The gearbox’s smooth, well-mapped shifts and the assured roadholding afforded by the AWD system masked an impressive turn of pace, with the XC60 posting a 0-100 km/h time of 6,5 seconds that, fittingly enough, is between four- and six-cylinder territories. This unit’s fuel economy is a similar story, with its 8,8 L/100 km on our mixed-use fuel run being neither immensely frugal, nor unbearably heavy.
As is the case with its stablemates, the XC60 is generously equipped but, given its competitive pricing, potential buyers could well opt for one of the three kit packages on offer: R-Design Plus; R-Design Premium Plus; and Driver Support Pack. Considering the similarity between the R-Design Plus and Premium Plus packages is essentially the inclusion of aBowers & Wilkins audio system (the Premium Plus package saves around R10 000 compared to speccing this R40 050 audio system to the Plus pack), it would make good sense to instead opt for the Plus Pack and Driver Support Pack at a price of R68 750. This gives you most of the niceties (adaptive LED headlamps, heated seats, 360-degree camera, keyless entry and smartphone integration for the infotainment system among the number), along with Volvo’s suite of semi-autonomous driver systems and a head-up display.

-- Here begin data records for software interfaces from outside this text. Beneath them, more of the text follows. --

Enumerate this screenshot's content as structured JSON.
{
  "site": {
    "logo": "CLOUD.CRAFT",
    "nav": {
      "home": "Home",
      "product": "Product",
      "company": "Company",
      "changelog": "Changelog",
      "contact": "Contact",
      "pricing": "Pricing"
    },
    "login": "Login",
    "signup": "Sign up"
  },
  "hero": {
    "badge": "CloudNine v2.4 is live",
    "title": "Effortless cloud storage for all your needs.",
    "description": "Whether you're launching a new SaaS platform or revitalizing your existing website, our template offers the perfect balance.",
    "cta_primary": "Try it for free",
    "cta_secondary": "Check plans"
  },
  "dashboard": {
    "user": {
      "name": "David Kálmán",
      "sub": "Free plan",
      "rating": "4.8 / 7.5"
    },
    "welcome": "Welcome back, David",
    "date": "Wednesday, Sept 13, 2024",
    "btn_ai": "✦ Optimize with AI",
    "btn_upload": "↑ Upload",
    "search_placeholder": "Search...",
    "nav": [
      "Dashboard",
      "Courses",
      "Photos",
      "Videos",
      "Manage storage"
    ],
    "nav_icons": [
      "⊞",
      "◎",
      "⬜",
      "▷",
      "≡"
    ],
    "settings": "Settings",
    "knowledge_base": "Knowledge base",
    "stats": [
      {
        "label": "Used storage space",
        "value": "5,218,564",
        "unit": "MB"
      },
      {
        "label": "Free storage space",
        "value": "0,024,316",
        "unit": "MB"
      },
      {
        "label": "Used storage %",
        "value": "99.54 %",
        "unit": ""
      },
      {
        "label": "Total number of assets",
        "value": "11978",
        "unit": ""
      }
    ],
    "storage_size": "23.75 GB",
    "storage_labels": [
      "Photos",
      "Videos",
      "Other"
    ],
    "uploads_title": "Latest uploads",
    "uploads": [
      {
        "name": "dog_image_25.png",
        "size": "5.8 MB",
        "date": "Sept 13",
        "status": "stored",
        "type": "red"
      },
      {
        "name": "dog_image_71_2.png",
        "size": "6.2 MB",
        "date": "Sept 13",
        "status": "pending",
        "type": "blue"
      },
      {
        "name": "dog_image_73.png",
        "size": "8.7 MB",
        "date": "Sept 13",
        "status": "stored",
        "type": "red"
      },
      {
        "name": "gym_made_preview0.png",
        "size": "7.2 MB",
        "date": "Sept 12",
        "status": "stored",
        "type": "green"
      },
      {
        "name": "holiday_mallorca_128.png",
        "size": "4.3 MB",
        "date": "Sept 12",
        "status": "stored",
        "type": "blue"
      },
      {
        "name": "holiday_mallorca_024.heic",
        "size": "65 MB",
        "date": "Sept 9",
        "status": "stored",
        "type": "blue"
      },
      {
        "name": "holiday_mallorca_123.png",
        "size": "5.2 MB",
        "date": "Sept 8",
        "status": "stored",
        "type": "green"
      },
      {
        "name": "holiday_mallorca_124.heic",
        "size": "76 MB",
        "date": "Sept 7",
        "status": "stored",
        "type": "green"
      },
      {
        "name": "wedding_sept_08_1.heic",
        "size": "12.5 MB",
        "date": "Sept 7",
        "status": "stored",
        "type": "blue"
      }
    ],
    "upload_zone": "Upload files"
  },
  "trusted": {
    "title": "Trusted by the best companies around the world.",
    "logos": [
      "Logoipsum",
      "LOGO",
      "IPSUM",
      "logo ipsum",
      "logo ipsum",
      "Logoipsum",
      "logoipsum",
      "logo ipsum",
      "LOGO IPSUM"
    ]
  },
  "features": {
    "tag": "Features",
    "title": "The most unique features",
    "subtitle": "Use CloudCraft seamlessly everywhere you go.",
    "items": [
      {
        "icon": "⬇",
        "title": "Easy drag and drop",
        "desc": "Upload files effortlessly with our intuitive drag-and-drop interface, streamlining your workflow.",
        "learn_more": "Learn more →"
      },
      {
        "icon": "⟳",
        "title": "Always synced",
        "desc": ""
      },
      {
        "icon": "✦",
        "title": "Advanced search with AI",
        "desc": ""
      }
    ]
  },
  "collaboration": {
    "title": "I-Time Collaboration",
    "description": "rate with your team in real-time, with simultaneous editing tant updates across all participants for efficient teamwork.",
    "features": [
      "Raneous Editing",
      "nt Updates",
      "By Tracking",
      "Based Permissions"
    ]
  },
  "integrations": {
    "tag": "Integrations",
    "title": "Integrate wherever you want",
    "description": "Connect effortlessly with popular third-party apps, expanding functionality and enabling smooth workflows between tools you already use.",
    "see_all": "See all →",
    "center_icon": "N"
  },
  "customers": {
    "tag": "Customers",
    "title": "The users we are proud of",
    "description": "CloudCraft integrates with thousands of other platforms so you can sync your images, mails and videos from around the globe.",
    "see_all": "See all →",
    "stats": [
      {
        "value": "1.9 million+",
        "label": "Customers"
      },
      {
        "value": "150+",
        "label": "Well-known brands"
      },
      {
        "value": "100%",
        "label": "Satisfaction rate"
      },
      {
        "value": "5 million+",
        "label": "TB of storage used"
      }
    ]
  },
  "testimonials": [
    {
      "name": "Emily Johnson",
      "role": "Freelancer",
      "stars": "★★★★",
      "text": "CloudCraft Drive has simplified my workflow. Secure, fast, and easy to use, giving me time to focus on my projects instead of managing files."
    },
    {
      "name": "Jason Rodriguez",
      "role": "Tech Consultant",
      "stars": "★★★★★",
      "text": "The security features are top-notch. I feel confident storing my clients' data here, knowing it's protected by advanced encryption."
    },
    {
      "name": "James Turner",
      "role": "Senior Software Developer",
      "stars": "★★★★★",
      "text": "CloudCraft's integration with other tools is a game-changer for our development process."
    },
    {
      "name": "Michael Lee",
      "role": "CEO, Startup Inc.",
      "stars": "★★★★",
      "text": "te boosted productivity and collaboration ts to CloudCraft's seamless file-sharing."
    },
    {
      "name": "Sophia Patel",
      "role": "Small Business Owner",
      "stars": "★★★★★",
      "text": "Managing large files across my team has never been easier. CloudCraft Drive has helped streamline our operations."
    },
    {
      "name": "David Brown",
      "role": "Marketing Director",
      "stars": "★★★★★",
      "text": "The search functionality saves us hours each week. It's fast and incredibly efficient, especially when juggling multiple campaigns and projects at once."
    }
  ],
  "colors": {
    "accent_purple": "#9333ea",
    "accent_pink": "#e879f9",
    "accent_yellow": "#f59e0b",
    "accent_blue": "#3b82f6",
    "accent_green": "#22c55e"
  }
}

Being imbued with the DNA of siblings that already carry a considerable weight of aesthetic appeal and capability was always going to be something of a double-edged sword for the XC60.
But, given the manner in which it acquits itself as both a comfortable cruiser with a pinch of pace, as well as being packaged in such a way that the lifestyle and family bases are covered, makes it an impressively balanced product. Factor in competitive pricing and it looks as though the XC60 sits smack-bang in the middle of XC range in pretty much every respect. Volvo has indeed got this one just right.
*From the August 2018 issue of CAR magazine